TASK INPUTS -
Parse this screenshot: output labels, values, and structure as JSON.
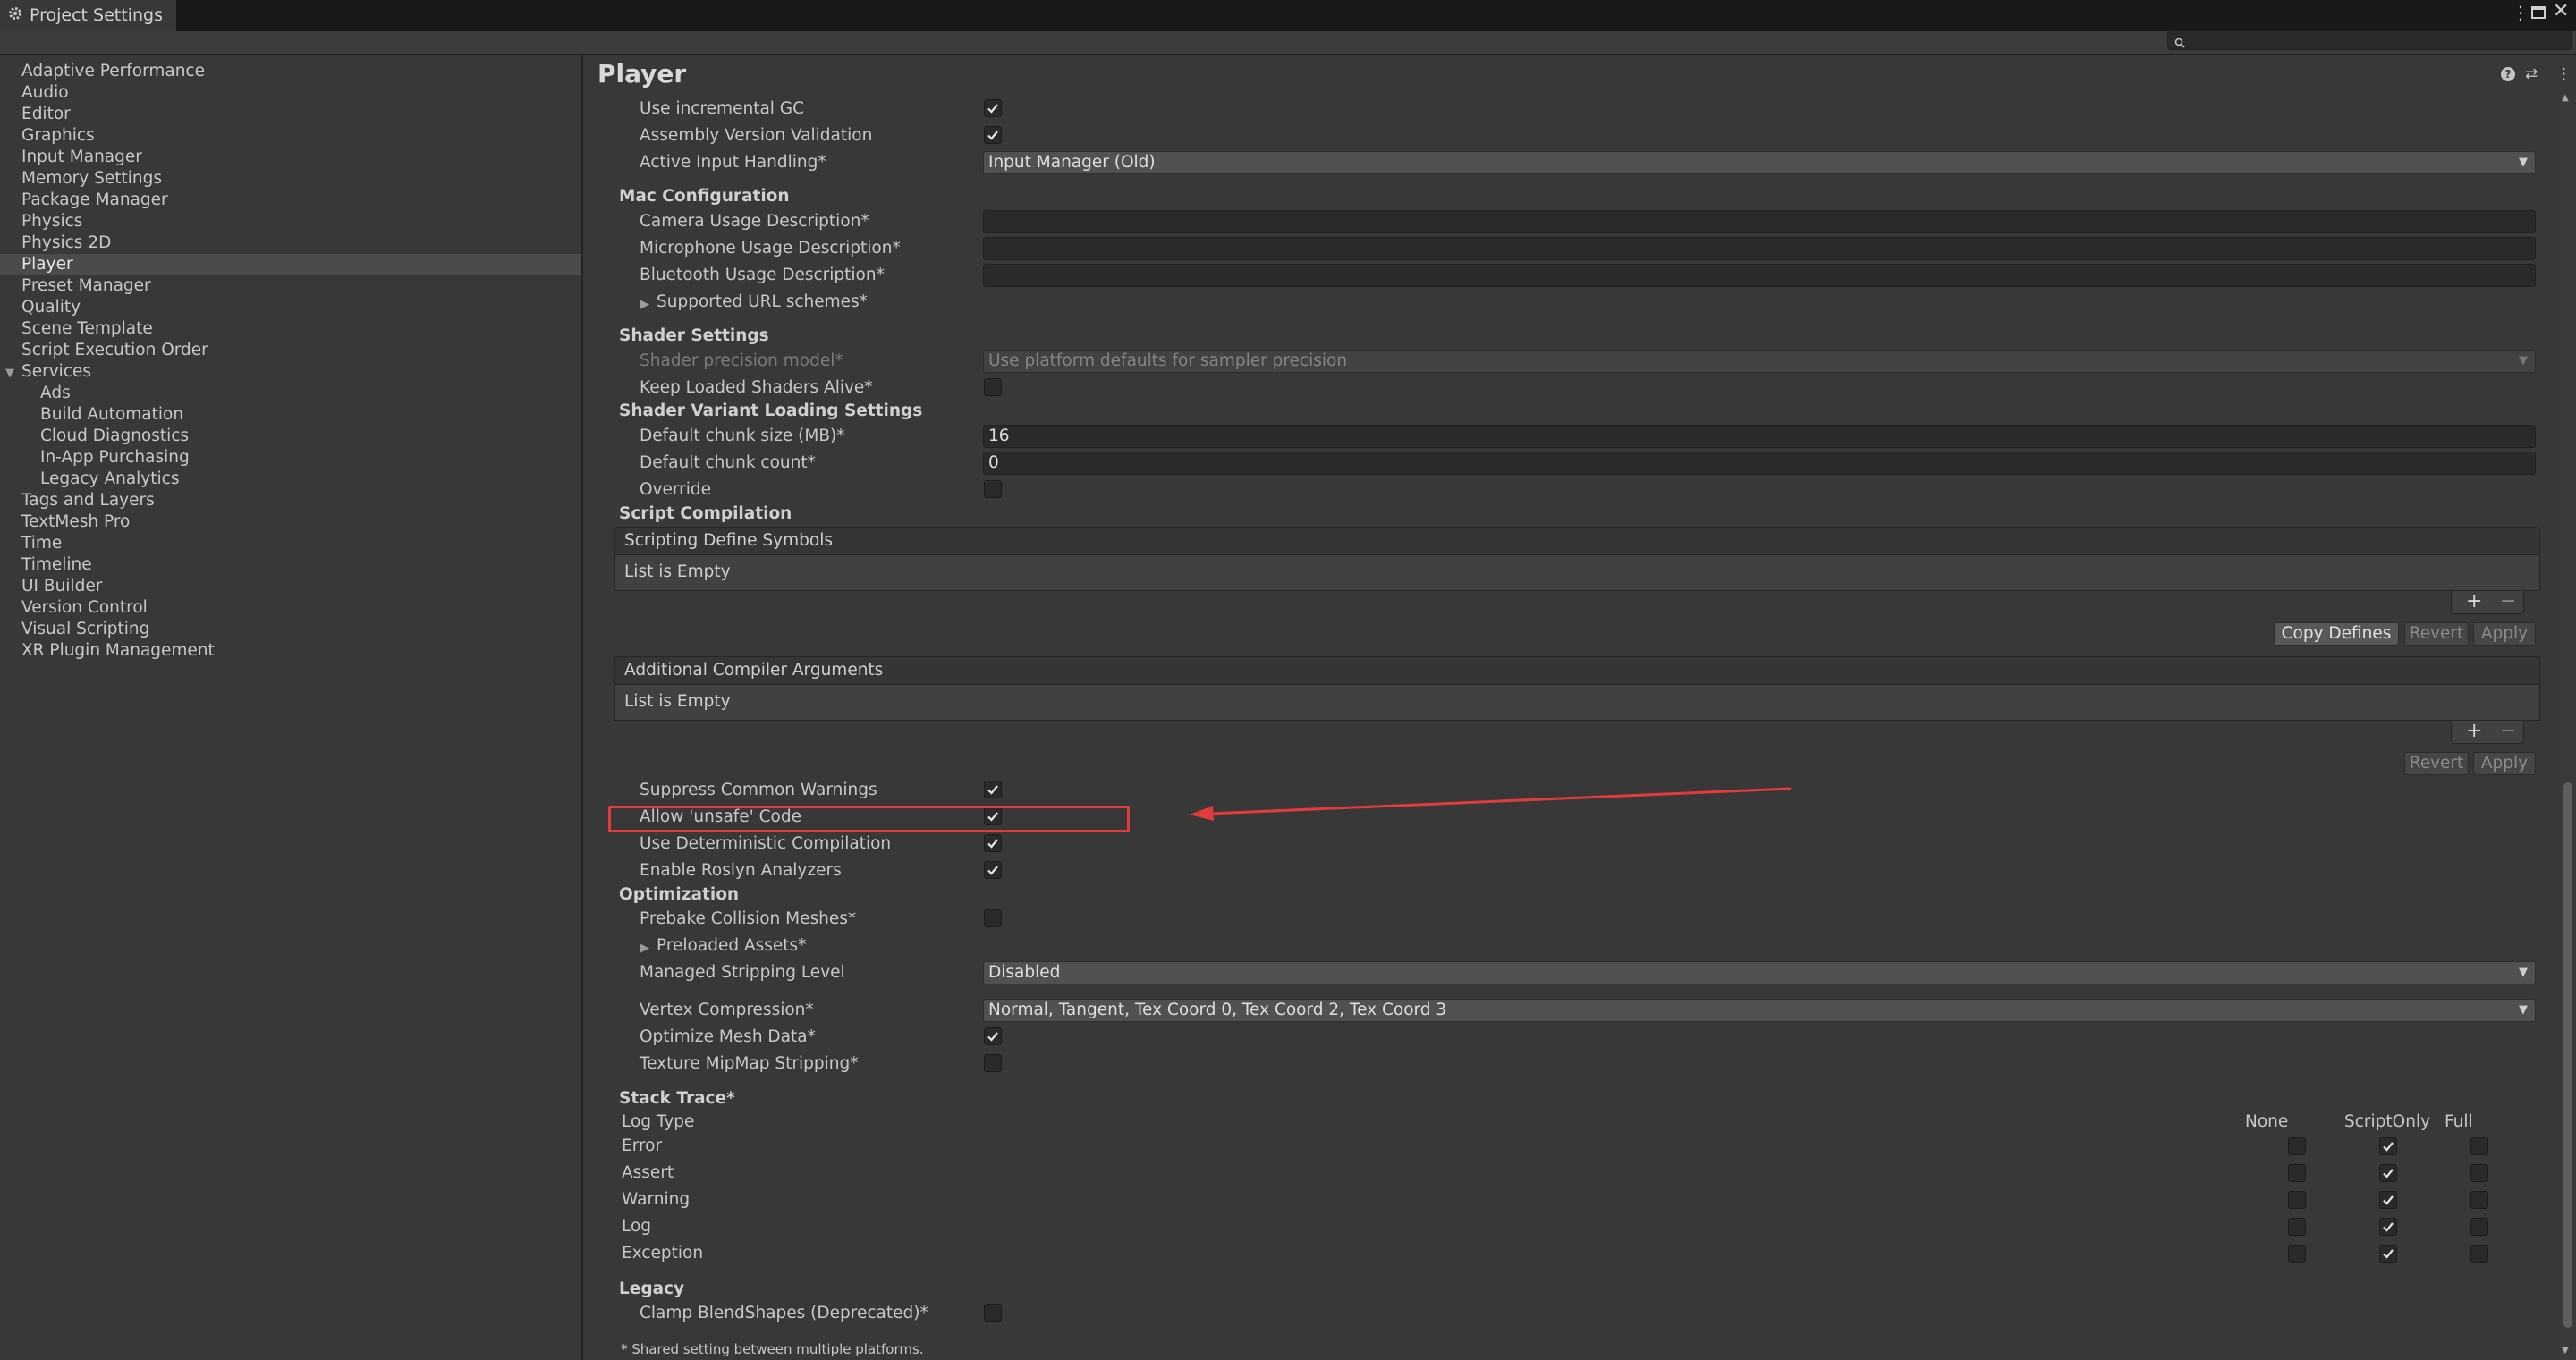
{
  "window": {
    "title": "Project Settings"
  },
  "sidebar": {
    "items": [
      {
        "label": "Adaptive Performance"
      },
      {
        "label": "Audio"
      },
      {
        "label": "Editor"
      },
      {
        "label": "Graphics"
      },
      {
        "label": "Input Manager"
      },
      {
        "label": "Memory Settings"
      },
      {
        "label": "Package Manager"
      },
      {
        "label": "Physics"
      },
      {
        "label": "Physics 2D"
      },
      {
        "label": "Player"
      },
      {
        "label": "Preset Manager"
      },
      {
        "label": "Quality"
      },
      {
        "label": "Scene Template"
      },
      {
        "label": "Script Execution Order"
      },
      {
        "label": "Services"
      },
      {
        "label": "Ads"
      },
      {
        "label": "Build Automation"
      },
      {
        "label": "Cloud Diagnostics"
      },
      {
        "label": "In-App Purchasing"
      },
      {
        "label": "Legacy Analytics"
      },
      {
        "label": "Tags and Layers"
      },
      {
        "label": "TextMesh Pro"
      },
      {
        "label": "Time"
      },
      {
        "label": "Timeline"
      },
      {
        "label": "UI Builder"
      },
      {
        "label": "Version Control"
      },
      {
        "label": "Visual Scripting"
      },
      {
        "label": "XR Plugin Management"
      }
    ],
    "selected": "Player"
  },
  "main": {
    "title": "Player",
    "rows": {
      "use_incremental_gc": {
        "label": "Use incremental GC",
        "checked": true
      },
      "assembly_version_validation": {
        "label": "Assembly Version Validation",
        "checked": true
      },
      "active_input_handling": {
        "label": "Active Input Handling*",
        "value": "Input Manager (Old)"
      },
      "mac_configuration": {
        "label": "Mac Configuration"
      },
      "camera_usage": {
        "label": "Camera Usage Description*",
        "value": ""
      },
      "microphone_usage": {
        "label": "Microphone Usage Description*",
        "value": ""
      },
      "bluetooth_usage": {
        "label": "Bluetooth Usage Description*",
        "value": ""
      },
      "supported_url_schemes": {
        "label": "Supported URL schemes*"
      },
      "shader_settings": {
        "label": "Shader Settings"
      },
      "shader_precision_model": {
        "label": "Shader precision model*",
        "value": "Use platform defaults for sampler precision"
      },
      "keep_loaded_shaders": {
        "label": "Keep Loaded Shaders Alive*",
        "checked": false
      },
      "shader_variant_loading": {
        "label": "Shader Variant Loading Settings"
      },
      "default_chunk_size": {
        "label": "Default chunk size (MB)*",
        "value": "16"
      },
      "default_chunk_count": {
        "label": "Default chunk count*",
        "value": "0"
      },
      "override": {
        "label": "Override",
        "checked": false
      },
      "script_compilation": {
        "label": "Script Compilation"
      },
      "scripting_define_symbols": {
        "label": "Scripting Define Symbols",
        "empty": "List is Empty"
      },
      "additional_compiler_args": {
        "label": "Additional Compiler Arguments",
        "empty": "List is Empty"
      },
      "suppress_common_warnings": {
        "label": "Suppress Common Warnings",
        "checked": true
      },
      "allow_unsafe_code": {
        "label": "Allow 'unsafe' Code",
        "checked": true
      },
      "use_deterministic_compilation": {
        "label": "Use Deterministic Compilation",
        "checked": true
      },
      "enable_roslyn_analyzers": {
        "label": "Enable Roslyn Analyzers",
        "checked": true
      },
      "optimization": {
        "label": "Optimization"
      },
      "prebake_collision_meshes": {
        "label": "Prebake Collision Meshes*",
        "checked": false
      },
      "preloaded_assets": {
        "label": "Preloaded Assets*"
      },
      "managed_stripping_level": {
        "label": "Managed Stripping Level",
        "value": "Disabled"
      },
      "vertex_compression": {
        "label": "Vertex Compression*",
        "value": "Normal, Tangent, Tex Coord 0, Tex Coord 2, Tex Coord 3"
      },
      "optimize_mesh_data": {
        "label": "Optimize Mesh Data*",
        "checked": true
      },
      "texture_mipmap_stripping": {
        "label": "Texture MipMap Stripping*",
        "checked": false
      },
      "stack_trace": {
        "label": "Stack Trace*"
      },
      "legacy": {
        "label": "Legacy"
      },
      "clamp_blendshapes": {
        "label": "Clamp BlendShapes (Deprecated)*",
        "checked": false
      },
      "footnote": {
        "label": "* Shared setting between multiple platforms."
      }
    },
    "buttons": {
      "copy_defines": "Copy Defines",
      "revert": "Revert",
      "apply": "Apply",
      "plus": "+",
      "minus": "−"
    },
    "stack_trace_table": {
      "header": "Log Type",
      "columns": [
        "None",
        "ScriptOnly",
        "Full"
      ],
      "rows": [
        {
          "type": "Error",
          "selected": "ScriptOnly"
        },
        {
          "type": "Assert",
          "selected": "ScriptOnly"
        },
        {
          "type": "Warning",
          "selected": "ScriptOnly"
        },
        {
          "type": "Log",
          "selected": "ScriptOnly"
        },
        {
          "type": "Exception",
          "selected": "ScriptOnly"
        }
      ]
    }
  },
  "annotation": {
    "color": "#e23b3b"
  }
}
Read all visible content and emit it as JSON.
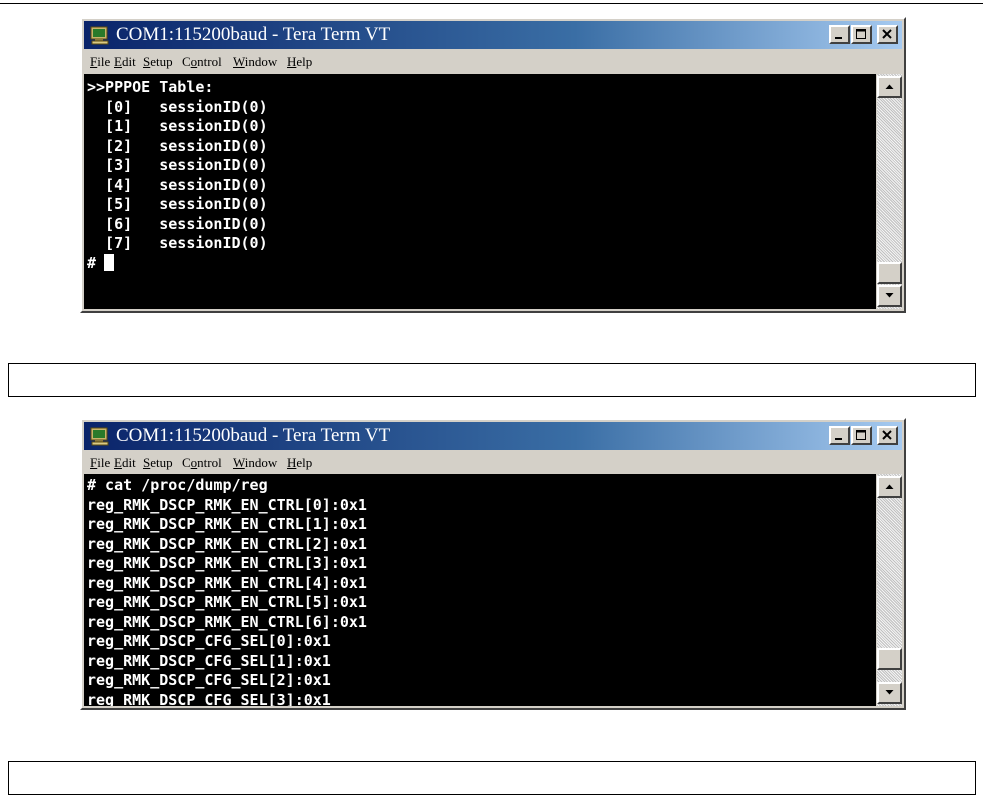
{
  "window1": {
    "title": "COM1:115200baud - Tera Term VT",
    "menu": [
      {
        "label": "File",
        "key": "F",
        "rest": "ile"
      },
      {
        "label": "Edit",
        "key": "E",
        "rest": "dit"
      },
      {
        "label": "Setup",
        "key": "S",
        "rest": "etup"
      },
      {
        "label": "Control",
        "pre": "C",
        "key": "o",
        "rest": "ntrol"
      },
      {
        "label": "Window",
        "key": "W",
        "rest": "indow"
      },
      {
        "label": "Help",
        "key": "H",
        "rest": "elp"
      }
    ],
    "lines": [
      "",
      ">>PPPOE Table:",
      "  [0]   sessionID(0)",
      "  [1]   sessionID(0)",
      "  [2]   sessionID(0)",
      "  [3]   sessionID(0)",
      "  [4]   sessionID(0)",
      "  [5]   sessionID(0)",
      "  [6]   sessionID(0)",
      "  [7]   sessionID(0)"
    ],
    "prompt": "#"
  },
  "window2": {
    "title": "COM1:115200baud - Tera Term VT",
    "menu": [
      {
        "label": "File",
        "key": "F",
        "rest": "ile"
      },
      {
        "label": "Edit",
        "key": "E",
        "rest": "dit"
      },
      {
        "label": "Setup",
        "key": "S",
        "rest": "etup"
      },
      {
        "label": "Control",
        "pre": "C",
        "key": "o",
        "rest": "ntrol"
      },
      {
        "label": "Window",
        "key": "W",
        "rest": "indow"
      },
      {
        "label": "Help",
        "key": "H",
        "rest": "elp"
      }
    ],
    "lines": [
      "# cat /proc/dump/reg",
      "reg_RMK_DSCP_RMK_EN_CTRL[0]:0x1",
      "reg_RMK_DSCP_RMK_EN_CTRL[1]:0x1",
      "reg_RMK_DSCP_RMK_EN_CTRL[2]:0x1",
      "reg_RMK_DSCP_RMK_EN_CTRL[3]:0x1",
      "reg_RMK_DSCP_RMK_EN_CTRL[4]:0x1",
      "reg_RMK_DSCP_RMK_EN_CTRL[5]:0x1",
      "reg_RMK_DSCP_RMK_EN_CTRL[6]:0x1",
      "reg_RMK_DSCP_CFG_SEL[0]:0x1",
      "reg_RMK_DSCP_CFG_SEL[1]:0x1",
      "reg_RMK_DSCP_CFG_SEL[2]:0x1",
      "reg_RMK_DSCP_CFG_SEL[3]:0x1"
    ]
  },
  "icons": {
    "app": "tera-term-icon",
    "minimize": "minimize-icon",
    "maximize": "maximize-icon",
    "close": "close-icon",
    "scroll_up": "arrow-up-icon",
    "scroll_down": "arrow-down-icon"
  },
  "colors": {
    "title_bar_start": "#0a246a",
    "title_bar_end": "#a6caf0",
    "terminal_bg": "#000000",
    "terminal_fg": "#ffffff",
    "chrome": "#d4d0c8"
  }
}
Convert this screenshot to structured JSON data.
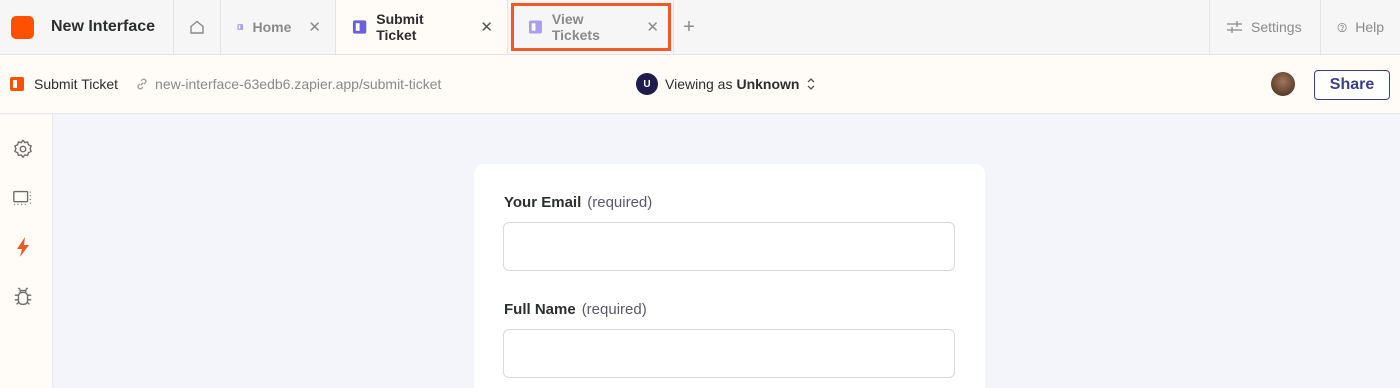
{
  "app": {
    "name": "New Interface",
    "brand_color": "#ff4f00"
  },
  "tabs": [
    {
      "label": "Home",
      "active": false
    },
    {
      "label": "Submit Ticket",
      "active": true
    },
    {
      "label": "View Tickets",
      "active": false,
      "highlighted": true
    }
  ],
  "topbar": {
    "settings_label": "Settings",
    "help_label": "Help"
  },
  "subbar": {
    "page_name": "Submit Ticket",
    "url": "new-interface-63edb6.zapier.app/submit-ticket",
    "viewing_prefix": "Viewing as",
    "viewing_user": "Unknown",
    "viewing_badge": "U",
    "share_label": "Share"
  },
  "rail": {
    "items": [
      "gear-icon",
      "layout-icon",
      "bolt-icon",
      "bug-icon"
    ]
  },
  "form": {
    "fields": [
      {
        "label": "Your Email",
        "required_text": "(required)",
        "value": ""
      },
      {
        "label": "Full Name",
        "required_text": "(required)",
        "value": ""
      }
    ]
  },
  "colors": {
    "accent": "#3b3f86",
    "highlight": "#f15a22",
    "tab_icon": "#6d5fd8"
  }
}
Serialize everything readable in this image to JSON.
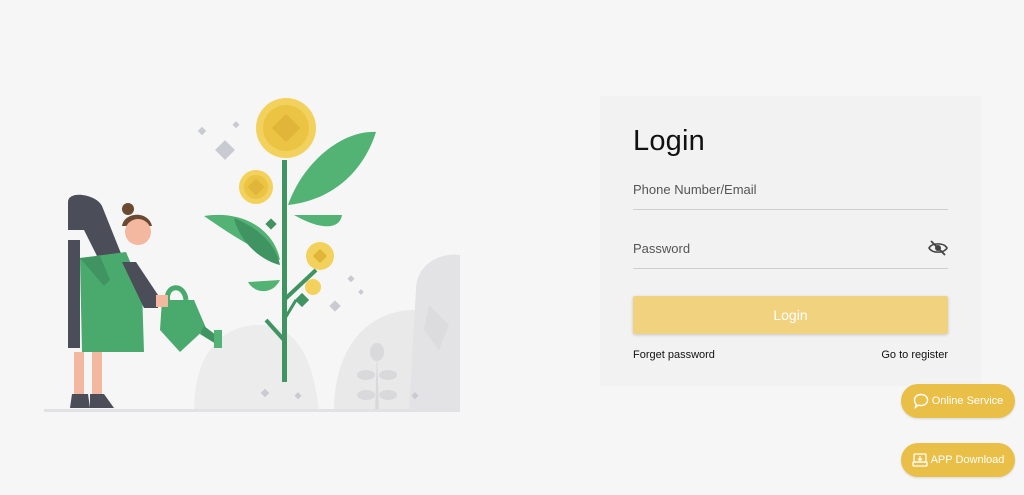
{
  "login": {
    "title": "Login",
    "phone_placeholder": "Phone Number/Email",
    "password_placeholder": "Password",
    "button_label": "Login",
    "forget_password": "Forget password",
    "go_to_register": "Go to register"
  },
  "floating": {
    "online_service": "Online Service",
    "app_download": "APP Download"
  },
  "icons": {
    "password_toggle": "eye-slash-icon",
    "online_service": "chat-bubble-icon",
    "app_download": "app-download-icon"
  },
  "colors": {
    "background": "#f6f6f6",
    "card": "#f2f2f2",
    "login_button": "#f0d27f",
    "floating_button": "#e9bf47",
    "plant_green": "#4aa96c",
    "coin_yellow": "#f2d25c"
  }
}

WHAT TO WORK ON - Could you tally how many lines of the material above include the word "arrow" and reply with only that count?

EXERCISE RESULT - 2